Directions for this task: Only a number is wanted here: the number of lines of the data that include "week".

Records supplied:
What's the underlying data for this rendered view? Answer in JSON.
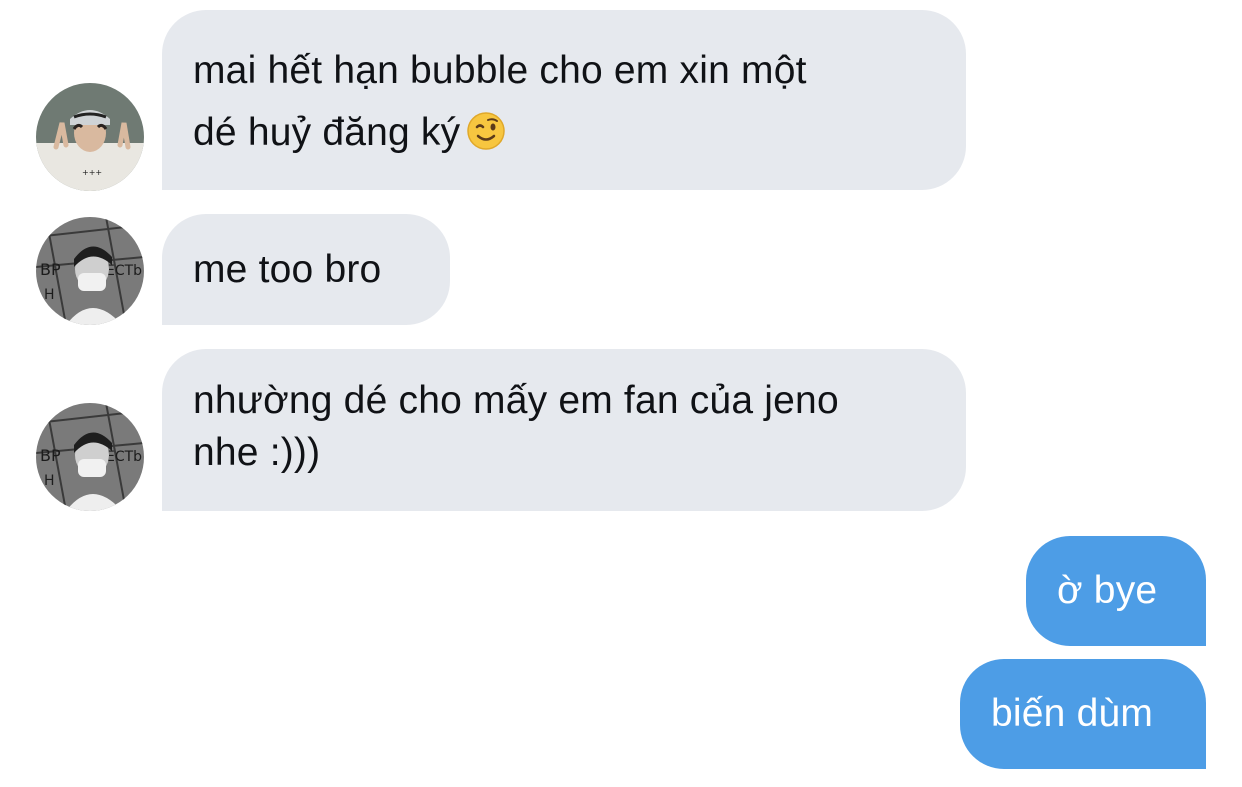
{
  "messages": [
    {
      "direction": "incoming",
      "avatar": "avatar-user-cap",
      "lines": [
        "mai hết hạn bubble cho em xin một",
        "dé huỷ đăng ký"
      ],
      "emoji": "winking-face-emoji"
    },
    {
      "direction": "incoming",
      "avatar": "avatar-user-mask",
      "lines": [
        "me too bro"
      ]
    },
    {
      "direction": "incoming",
      "avatar": "avatar-user-mask",
      "lines": [
        "nhường dé cho mấy em fan của jeno",
        "nhe :)))"
      ]
    },
    {
      "direction": "outgoing",
      "lines": [
        "ờ bye"
      ]
    },
    {
      "direction": "outgoing",
      "lines": [
        "biến dùm"
      ]
    }
  ],
  "colors": {
    "incoming_bubble": "#e6e9ee",
    "outgoing_bubble": "#4d9de6",
    "background": "#ffffff"
  }
}
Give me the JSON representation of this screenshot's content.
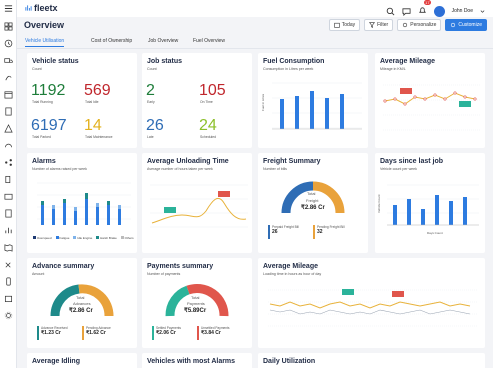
{
  "brand": "fleetx",
  "page": {
    "title": "Overview"
  },
  "user": {
    "name": "John Doe",
    "notifications": "17"
  },
  "actions": {
    "today": "Today",
    "filter": "Filter",
    "personalize": "Personalize",
    "customize": "Customize"
  },
  "tabs": [
    "Vehicle Utilisation",
    "Cost of Ownership",
    "Job Overview",
    "Fuel Overview"
  ],
  "vehicle_status": {
    "title": "Vehicle status",
    "subtitle": "Count",
    "stats": [
      {
        "value": "1192",
        "label": "Total Running",
        "color": "#1e7d3a"
      },
      {
        "value": "569",
        "label": "Total Idle",
        "color": "#c0272d"
      },
      {
        "value": "6197",
        "label": "Total Parked",
        "color": "#2f6db5"
      },
      {
        "value": "14",
        "label": "Total Maintenance",
        "color": "#e3b21f"
      }
    ]
  },
  "job_status": {
    "title": "Job status",
    "subtitle": "Count",
    "stats": [
      {
        "value": "2",
        "label": "Early",
        "color": "#1e7d3a"
      },
      {
        "value": "105",
        "label": "On Time",
        "color": "#c0272d"
      },
      {
        "value": "26",
        "label": "Late",
        "color": "#2f6db5"
      },
      {
        "value": "24",
        "label": "Scheduled",
        "color": "#8cbf2a"
      }
    ]
  },
  "fuel_consumption": {
    "title": "Fuel Consumption",
    "subtitle": "Consumption in Litres per week",
    "ylabel": "Fuel in Litres"
  },
  "average_mileage_top": {
    "title": "Average Mileage",
    "subtitle": "Mileage in KM/L"
  },
  "alarms": {
    "title": "Alarms",
    "subtitle": "Number of alarms raised per week",
    "legend": [
      "Overspeed",
      "Fatigue",
      "Idle Engine",
      "Harsh Brake",
      "Others"
    ]
  },
  "unloading": {
    "title": "Average Unloading Time",
    "subtitle": "Average number of hours taken per week"
  },
  "freight": {
    "title": "Freight Summary",
    "subtitle": "Number of bills",
    "center_label": "Total",
    "center_label2": "Freight",
    "center_value": "₹2.86 Cr",
    "items": [
      {
        "label": "Prepaid Freight Bill",
        "value": "26",
        "color": "#2f6db5"
      },
      {
        "label": "Pending Freight Bill",
        "value": "32",
        "color": "#e9a23b"
      }
    ]
  },
  "days_since_job": {
    "title": "Days since last job",
    "subtitle": "Vehicle count per week",
    "ylabel": "Vehicle Count",
    "xlabel": "Days Count"
  },
  "advance": {
    "title": "Advance summary",
    "subtitle": "Amount",
    "center_label": "Total",
    "center_label2": "Advances",
    "center_value": "₹2.86 Cr",
    "items": [
      {
        "label": "Advance Received",
        "value": "₹1.23 Cr",
        "color": "#1e8a8a"
      },
      {
        "label": "Pending Advance",
        "value": "₹1.62 Cr",
        "color": "#e9a23b"
      }
    ]
  },
  "payments": {
    "title": "Payments summary",
    "subtitle": "Number of payments",
    "center_label": "Total",
    "center_label2": "Payments",
    "center_value": "₹5.89Cr",
    "items": [
      {
        "label": "Settled Payments",
        "value": "₹2.06 Cr",
        "color": "#2bb39a"
      },
      {
        "label": "Unsettled Payments",
        "value": "₹3.84 Cr",
        "color": "#e0564c"
      }
    ]
  },
  "average_mileage_wide": {
    "title": "Average Mileage",
    "subtitle": "Loading time in hours as hour of day"
  },
  "bottom_cards": [
    "Average Idling",
    "Vehicles with most Alarms",
    "Daily Utilization"
  ],
  "colors": {
    "accent": "#2d7be0",
    "card": "#ffffff",
    "bg": "#f3f4f7"
  }
}
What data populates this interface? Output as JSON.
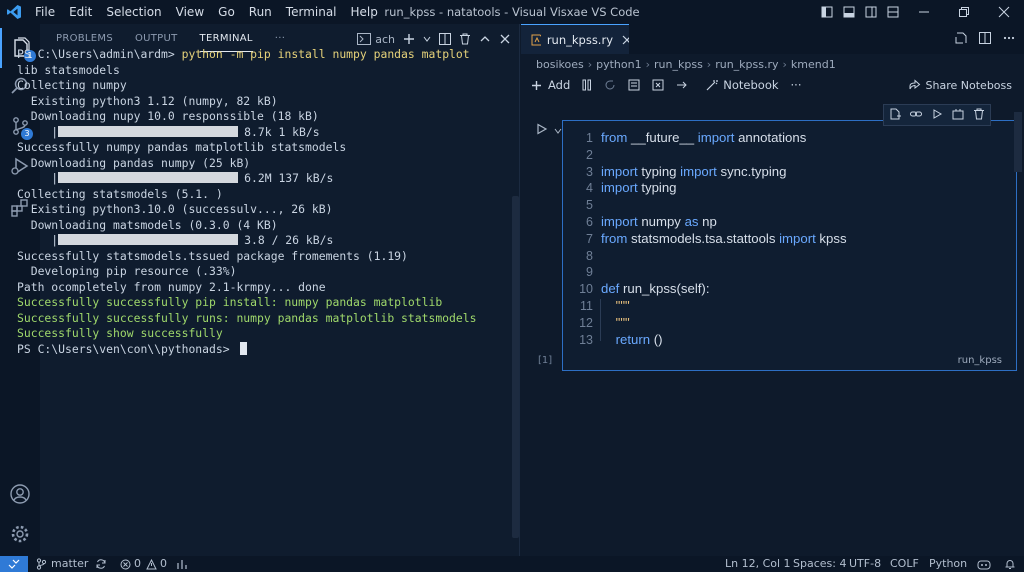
{
  "window": {
    "title": "run_kpss - natatools - Visual Visxae VS Code",
    "menu": [
      "File",
      "Edit",
      "Selection",
      "View",
      "Go",
      "Run",
      "Terminal",
      "Help"
    ]
  },
  "activity_bar": {
    "explorer_badge": "1",
    "source_control_badge": "3"
  },
  "panel": {
    "tabs": [
      "PROBLEMS",
      "OUTPUT",
      "TERMINAL"
    ],
    "active_tab": "TERMINAL",
    "more": "···",
    "terminal_label": "ach",
    "terminal_lines": [
      {
        "prompt": "PS C:\\Users\\admin\\ardm> ",
        "cmd": "python -m pip install numpy pandas matplot"
      },
      {
        "text": "lib statsmodels"
      },
      {
        "text": "Collecting numpy"
      },
      {
        "text": "  Existing python3 1.12 (numpy, 82 kB)"
      },
      {
        "text": "  Downloading nupy 10.0 responssible (18 kB)"
      },
      {
        "bar_indent": "     ",
        "bar_text": "8.7k 1 kB/s"
      },
      {
        "text": "Successfully numpy pandas matplotlib statsmodels"
      },
      {
        "text": "  Downloading pandas numpy (25 kB)"
      },
      {
        "bar_indent": "     ",
        "bar_text": "6.2M 137 kB/s"
      },
      {
        "text": "Collecting statsmodels (5.1. )"
      },
      {
        "text": "  Existing python3.10.0 (successulv..., 26 kB)"
      },
      {
        "text": "  Downloading matsmodels (0.3.0 (4 KB)"
      },
      {
        "bar_indent": "     ",
        "bar_text": "3.8 / 26 kB/s"
      },
      {
        "text": "Successfully statsmodels.tssued package fromements (1.19)"
      },
      {
        "text": "  Developing pip resource (.33%)"
      },
      {
        "text": "Path ocompletely from numpy 2.1-krmpy... done"
      },
      {
        "ok": "Successfully successfully pip install: numpy pandas matplotlib"
      },
      {
        "ok": "Successfully successfully runs: numpy pandas matplotlib statsmodels"
      },
      {
        "ok": "Successfully show successfully"
      },
      {
        "prompt": "PS C:\\Users\\ven\\con\\\\pythonads> ",
        "cursor": true
      }
    ]
  },
  "editor": {
    "tab_label": "run_kpss.ry",
    "breadcrumb": [
      "bosikoes",
      "python1",
      "run_kpss",
      "run_kpss.ry",
      "kmend1"
    ],
    "toolbar": {
      "add_label": "Add",
      "notebook_label": "Notebook",
      "more": "···",
      "share_label": "Share Noteboss"
    },
    "cell": {
      "exec_count": "[1]",
      "language": "run_kpss",
      "lines": [
        {
          "n": "1",
          "parts": [
            [
              "kw",
              "from "
            ],
            [
              "tx",
              "__future__ "
            ],
            [
              "kw",
              "import "
            ],
            [
              "tx",
              "annotations"
            ]
          ]
        },
        {
          "n": "2",
          "parts": []
        },
        {
          "n": "3",
          "parts": [
            [
              "kw",
              "import "
            ],
            [
              "tx",
              "typing "
            ],
            [
              "kw",
              "import "
            ],
            [
              "tx",
              "sync.typing"
            ]
          ]
        },
        {
          "n": "4",
          "parts": [
            [
              "kw",
              "import "
            ],
            [
              "tx",
              "typing"
            ]
          ]
        },
        {
          "n": "5",
          "parts": []
        },
        {
          "n": "6",
          "parts": [
            [
              "kw",
              "import "
            ],
            [
              "tx",
              "numpy "
            ],
            [
              "kw",
              "as "
            ],
            [
              "tx",
              "np"
            ]
          ]
        },
        {
          "n": "7",
          "parts": [
            [
              "kw",
              "from "
            ],
            [
              "tx",
              "statsmodels.tsa.stattools "
            ],
            [
              "kw",
              "import "
            ],
            [
              "tx",
              "kpss"
            ]
          ]
        },
        {
          "n": "8",
          "parts": []
        },
        {
          "n": "9",
          "parts": []
        },
        {
          "n": "10",
          "parts": [
            [
              "kw",
              "def "
            ],
            [
              "tx",
              "run_kpss(self):"
            ]
          ]
        },
        {
          "n": "11",
          "parts": [
            [
              "st",
              "    \"\"\""
            ]
          ]
        },
        {
          "n": "12",
          "parts": [
            [
              "st",
              "    \"\"\""
            ]
          ]
        },
        {
          "n": "13",
          "parts": [
            [
              "kw",
              "    return "
            ],
            [
              "tx",
              "()"
            ]
          ]
        }
      ]
    }
  },
  "status_bar": {
    "branch": "matter",
    "errors": "0",
    "warnings": "0",
    "position": "Ln 12, Col 1",
    "spaces": "Spaces: 4",
    "encoding": "UTF-8",
    "eol": "COLF",
    "language": "Python"
  },
  "colors": {
    "accent": "#2f7ad6",
    "background": "#0e1a2b",
    "success_text": "#9fd86b",
    "keyword": "#6aa9ff"
  }
}
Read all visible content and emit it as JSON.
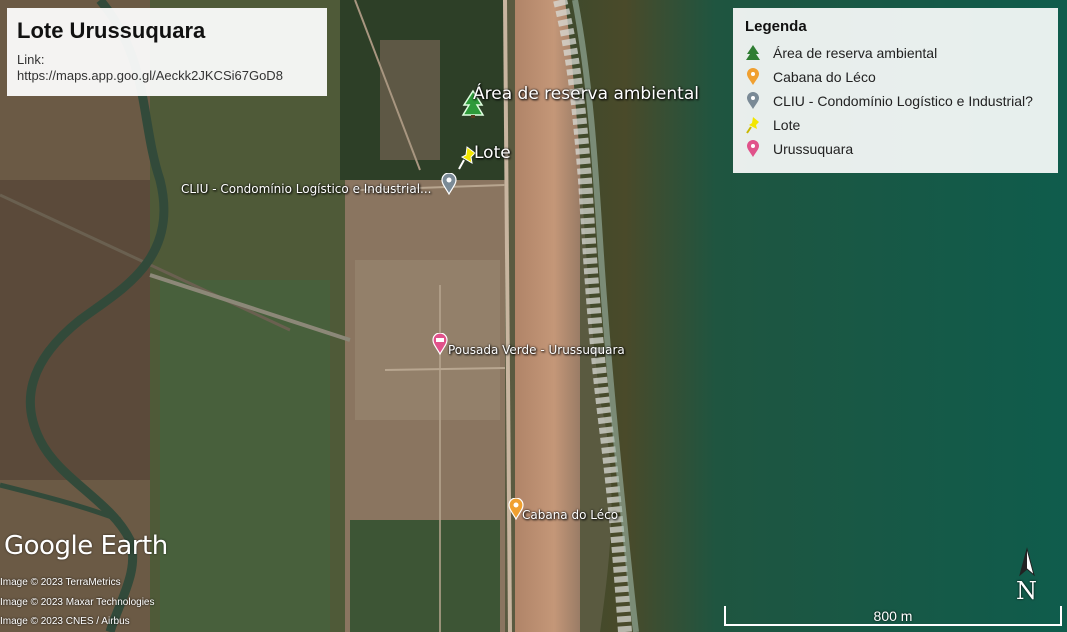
{
  "title": "Lote Urussuquara",
  "link_label": "Link:",
  "link_url": "https://maps.app.goo.gl/Aeckk2JKCSi67GoD8",
  "legend": {
    "heading": "Legenda",
    "items": [
      {
        "label": "Área de reserva ambiental",
        "icon": "tree-icon",
        "color": "#2e7d32"
      },
      {
        "label": "Cabana do Léco",
        "icon": "pin-icon",
        "color": "#f0a030"
      },
      {
        "label": "CLIU - Condomínio Logístico e Industrial?",
        "icon": "pin-icon",
        "color": "#7a8a96"
      },
      {
        "label": "Lote",
        "icon": "pushpin-icon",
        "color": "#f2e600"
      },
      {
        "label": "Urussuquara",
        "icon": "pin-icon",
        "color": "#e0528a"
      }
    ]
  },
  "markers": {
    "reserva": "Área de reserva ambiental",
    "lote": "Lote",
    "cliu": "CLIU - Condomínio Logístico e Industrial...",
    "pousada": "Pousada Verde - Urussuquara",
    "cabana": "Cabana do Léco"
  },
  "brand": "Google Earth",
  "credits": [
    "Image © 2023 TerraMetrics",
    "Image © 2023 Maxar Technologies",
    "Image © 2023 CNES / Airbus"
  ],
  "scale_label": "800 m",
  "north_label": "N"
}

Solution below: 4